From the Victory Gardens of World War II to today’s community gardens, 4-H children and youth have been feeding the future for generations. But it’s not just about growing food. As Marcia Eames Sheavly (Sr. Extension Associate, Dept. of Horticulture) explains, “Gardening offers an opportunity for all of us to experience nature, up close and personal, and in doing so, it promotes environmental awareness. It fosters important life skills, is calming, provides healthy food, and gives us a shot of Vitamin D in the process. At the school and community level, it promotes cooperation, beautification, and gives us a chance to come together around something healthy, in essence, providing us with an amazingly good vibe among people.” Research supports the concept that youth involved in gardening develop an increased awareness of nutrition and the environment which leads to higher learning achievements and improved life skills.
Feed the Future is a major theme for the NYS 4-H Youth Development Program during 2011 and it seems very appropriate since this is CCE’s Centennial Year. Traditionally, many 4-H’ers have grown vegetables and fruits to exhibit at fairs as well as to feed their families. This growing experience links naturally to a diversity of other projects, from nutrition to animal care, and all involve science education. Below are some examples that expand on the gardening concept.
Youth Grow! Becoming a Leader in the Local Food Movement
This is one program that is offered during the 4-H Career Explorations conference held in late June on Cornell’s campus each year. Youth involved with this program grow passionate about working for environmental sustainability and healthy communities. They expand their knowledge of the local food movement, which is gaining momentum and being inspired by the White House garden. During Youth Grow! teens are provided with the training, leadership skills, and tools needed to get involved in the local food systems movement. They learn how to create meaningful and effective change in their communities and leave with an action plan and a network of mentors for guidance.
A 2010 participant reflected, “This program has motivated me to go back to my community and give back and share my knowledge of the food system.”
Global Food Security and Tomorrow’s Leaders
One of the major priorities of the USDA’s National Institute of Food and Agriculture focuses on supporting new science to boost agriculture production so that all people will have access to enough food, at all times, for an active, healthy life.
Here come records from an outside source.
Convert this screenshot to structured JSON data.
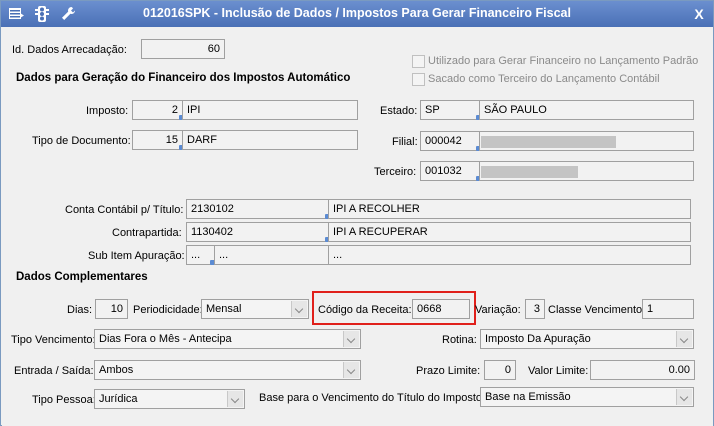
{
  "window": {
    "title": "012016SPK - Inclusão de Dados / Impostos  Para Gerar Financeiro Fiscal",
    "close_label": "X"
  },
  "icons": [
    "grid-icon",
    "traffic-light-icon",
    "wrench-icon"
  ],
  "id_dados": {
    "label": "Id. Dados Arrecadação:",
    "value": "60"
  },
  "checkboxes": {
    "gerar_financeiro": "Utilizado para Gerar Financeiro no Lançamento Padrão",
    "sacado_terceiro": "Sacado como Terceiro do Lançamento Contábil"
  },
  "section_auto": "Dados para Geração do Financeiro dos Impostos Automático",
  "imposto": {
    "label": "Imposto:",
    "code": "2",
    "desc": "IPI"
  },
  "tipo_documento": {
    "label": "Tipo de Documento:",
    "code": "15",
    "desc": "DARF"
  },
  "estado": {
    "label": "Estado:",
    "code": "SP",
    "desc": "SÃO PAULO"
  },
  "filial": {
    "label": "Filial:",
    "code": "000042"
  },
  "terceiro": {
    "label": "Terceiro:",
    "code": "001032"
  },
  "conta_contabil": {
    "label": "Conta Contábil p/ Título:",
    "code": "2130102",
    "desc": "IPI A RECOLHER"
  },
  "contrapartida": {
    "label": "Contrapartida:",
    "code": "1130402",
    "desc": "IPI A RECUPERAR"
  },
  "sub_item": {
    "label": "Sub Item Apuração:",
    "code": "...",
    "mid": "...",
    "desc": "..."
  },
  "section_comp": "Dados Complementares",
  "dias": {
    "label": "Dias:",
    "value": "10"
  },
  "periodicidade": {
    "label": "Periodicidade:",
    "value": "Mensal"
  },
  "codigo_receita": {
    "label": "Código da Receita:",
    "value": "0668"
  },
  "variacao": {
    "label": "Variação:",
    "value": "3"
  },
  "classe_vencimento": {
    "label": "Classe Vencimento:",
    "value": "1"
  },
  "tipo_vencimento": {
    "label": "Tipo Vencimento:",
    "value": "Dias Fora o Mês - Antecipa"
  },
  "rotina": {
    "label": "Rotina:",
    "value": "Imposto Da Apuração"
  },
  "entrada_saida": {
    "label": "Entrada / Saída:",
    "value": "Ambos"
  },
  "prazo_limite": {
    "label": "Prazo Limite:",
    "value": "0"
  },
  "valor_limite": {
    "label": "Valor Limite:",
    "value": "0.00"
  },
  "tipo_pessoa": {
    "label": "Tipo Pessoa:",
    "value": "Jurídica"
  },
  "base_vencimento": {
    "label": "Base para o Vencimento do Título do Imposto:",
    "value": "Base na Emissão"
  },
  "colors": {
    "title_bar": "#5a7fc4",
    "highlight": "#e0201b",
    "lookup_dot": "#5b8bd3"
  }
}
In 2010, NYS 4-H Youth Development became involved in this priority in a very unique way.
Lazarus Lynch, a NYC 4-H’er and junior at the Food and Finance High School was motivated while attending the 4-H Career Explorations conference to become one of 25 delegates to the New York Youth Institute held at Cornell and coordinated by Francine Jasper (Assistant Director, CU International Programs). In 2009, the New York Youth Institute was created by World Food Prize laureate, Colin McClung (M.S.’49, Ph.D.’50) in partnership with the CALS International Programs Office to inspire youth to become involved in solving global food insecurity issues.
Each delegate was required to research and write an essay on the theme ‘solutions for the world’s smallholders’; Lazarus was one of four NY students selected to attend the World Food Prize’s Global Youth Institute. While attending this event, Lazarus, along with 118 other high school students, had the opportunity to interact with Nobel and World Food Prize Laureates and other global food experts and learn about food insecurity. Read more about Lazarus’ experience. Lazarus will be the keynote speaker at the 2011 4-H Career Explorations conference which will be held June 28-30th on the Cornell University campus.
Feed the Future: CCE’s Centennial
To celebrate CCE’s Centennial, 4-H Youth Development, along with its numerous other research-based projects, is coordinating a statewide growing project that will provide an opportunity for gardeners of all ages to work together to grow and donate produce to people in their home communities. More information will be available soon through the NYS 4-H and Garden-Based Learning websites.
Want to get involved? …Start a community garden, grow a row for the hungry, feed your family and join with others to feed and inspire our future leaders.